Another musical influence.

The product of the finest Secondary Modern, my dad didn’t have a scrap of formal musical training but is clearly very musical – and a voracious collector of interesting, musical recordings. Our childhood soundtrack was Billy Holiday (some American imports), Johnny Kid and the Pirates, Odetta, Cisco Houston and Woody Gurthrie, Martin Carthy, Memphis Slim and Mickey Baker. But it was also Tomita, Honegger and Shostakovitch. There was a favourite performance of Shostakovitch’s Fifth Symphony he’d recorded from the radio the night Shostakovitch died. The performance started with someone announcing the composer had died. This was followed by gasps in the audience as the orchestra played the opening bars of the first movement (this was long before the days of rolling news and Twitter). On Sunday mornings, he would wake us up with the bands of the The Grenadier and Coldstream Guards.

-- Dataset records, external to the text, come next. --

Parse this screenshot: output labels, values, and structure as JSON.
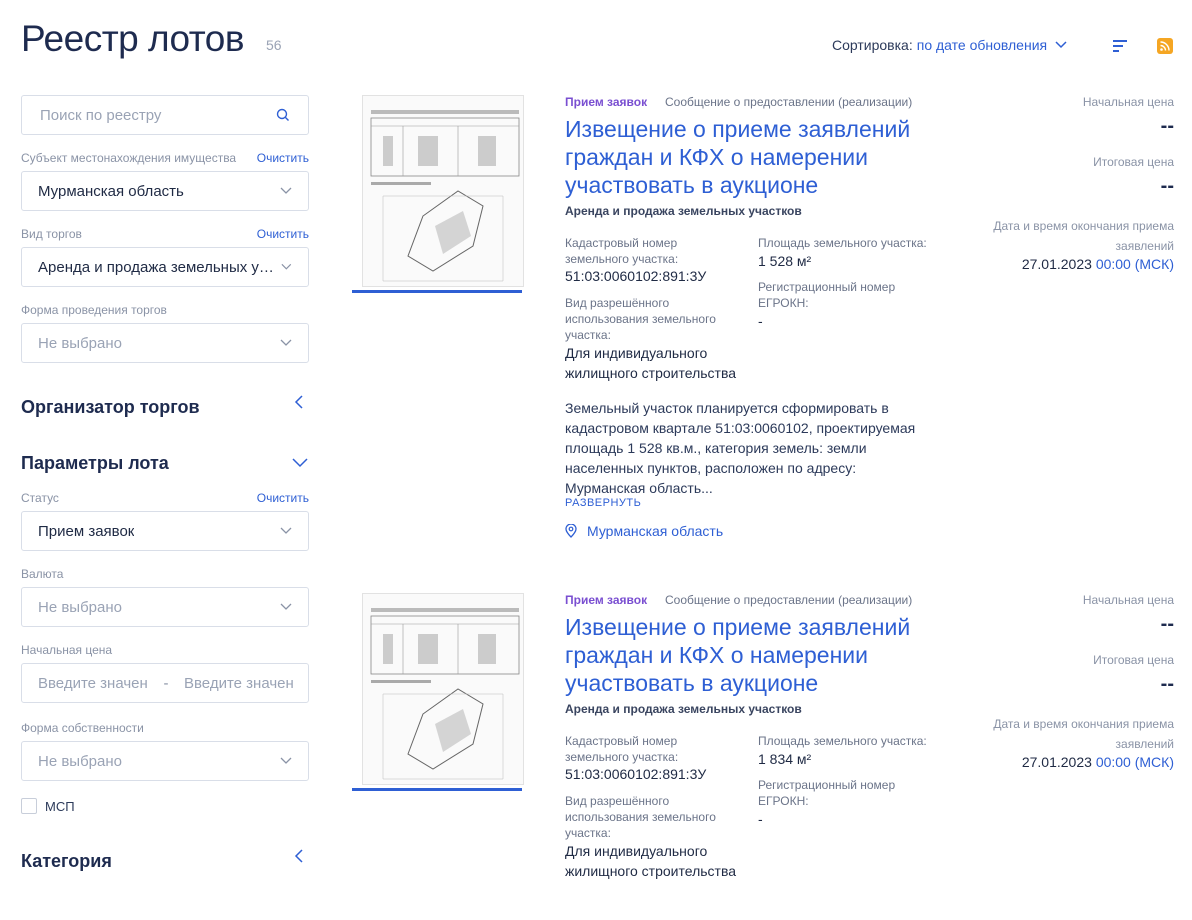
{
  "header": {
    "title": "Реестр лотов",
    "count": "56",
    "sort_label": "Сортировка:",
    "sort_value": "по дате обновления"
  },
  "sidebar": {
    "search_placeholder": "Поиск по реестру",
    "clear_label": "Очистить",
    "region": {
      "label": "Субъект местонахождения имущества",
      "value": "Мурманская область"
    },
    "auction_type": {
      "label": "Вид торгов",
      "value": "Аренда и продажа земельных участков"
    },
    "auction_form": {
      "label": "Форма проведения торгов",
      "value": "Не выбрано"
    },
    "organizer_title": "Организатор торгов",
    "lot_params_title": "Параметры лота",
    "status": {
      "label": "Статус",
      "value": "Прием заявок"
    },
    "currency": {
      "label": "Валюта",
      "value": "Не выбрано"
    },
    "start_price": {
      "label": "Начальная цена",
      "from_placeholder": "Введите значение",
      "to_placeholder": "Введите значение",
      "dash": "-"
    },
    "ownership": {
      "label": "Форма собственности",
      "value": "Не выбрано"
    },
    "msp_label": "МСП",
    "category_title": "Категория"
  },
  "lots": [
    {
      "status": "Прием заявок",
      "type": "Сообщение о предоставлении (реализации)",
      "title": "Извещение о приеме заявлений граждан и КФХ о намерении участвовать в аукционе",
      "category": "Аренда и продажа земельных участков",
      "cadastral_label": "Кадастровый номер земельного участка:",
      "cadastral_value": "51:03:0060102:891:3У",
      "area_label": "Площадь земельного участка:",
      "area_value": "1 528 м²",
      "usage_label": "Вид разрешённого использования земельного участка:",
      "usage_value": "Для индивидуального жилищного строительства",
      "reg_label": "Регистрационный номер ЕГРОКН:",
      "reg_value": "-",
      "description": "Земельный участок планируется сформировать в кадастровом квартале 51:03:0060102, проектируемая площадь 1 528 кв.м., категория земель: земли населенных пунктов, расположен по адресу: Мурманская область...",
      "expand_label": "РАЗВЕРНУТЬ",
      "location": "Мурманская область",
      "start_price_label": "Начальная цена",
      "start_price_value": "--",
      "final_price_label": "Итоговая цена",
      "final_price_value": "--",
      "deadline_label": "Дата и время окончания приема заявлений",
      "deadline_date": "27.01.2023",
      "deadline_time": "00:00 (МСК)"
    },
    {
      "status": "Прием заявок",
      "type": "Сообщение о предоставлении (реализации)",
      "title": "Извещение о приеме заявлений граждан и КФХ о намерении участвовать в аукционе",
      "category": "Аренда и продажа земельных участков",
      "cadastral_label": "Кадастровый номер земельного участка:",
      "cadastral_value": "51:03:0060102:891:3У",
      "area_label": "Площадь земельного участка:",
      "area_value": "1 834 м²",
      "usage_label": "Вид разрешённого использования земельного участка:",
      "usage_value": "Для индивидуального жилищного строительства",
      "reg_label": "Регистрационный номер ЕГРОКН:",
      "reg_value": "-",
      "start_price_label": "Начальная цена",
      "start_price_value": "--",
      "final_price_label": "Итоговая цена",
      "final_price_value": "--",
      "deadline_label": "Дата и время окончания приема заявлений",
      "deadline_date": "27.01.2023",
      "deadline_time": "00:00 (МСК)"
    }
  ]
}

With my mum, he took us to hear Bob Stewart (dulcimer player), Leon Rosselson and other great, live folk performers (as kids, Jenny and I cut our teeth as live folk musicians, playing in Watford’s Pump House). I remember one or two acts staying with us before the show – including a man who played the bones and a Pearly Queen who showed us how to play the spoons. Bunny Nunn, who ran the Pump House, taught me to play the saw.

Before long, my sister Jenny and I were half-inching records from my dad’s treasured vinyl collection and playing them on our own record player. I’m afraid there was a lot of scratching involved (not of the hip-hop variety) as we consumed all those sounds, jumping from record to record and dropping the needle on our favourite sections.

In the late 1970s, my dad was manager of a carpet shop which had half-day closing on a Wednesday. A favourite Wednesday afternoon treat was to drive around Watford in his car, with Mancini’s Elephant Walk blaring at full volume, laughing ourselves silly as everyone around us seemed to be moving in time to the music.


Now in his seventies, my dad is still very much alive and well. And he’s still finding the odd thing and sending it my way. In fact, I have a DVD on my desk from him right now, with the words ‘Moog’ on it – something or other he’d spotted on TV and had taken the trouble to record for me. What a fine fellow!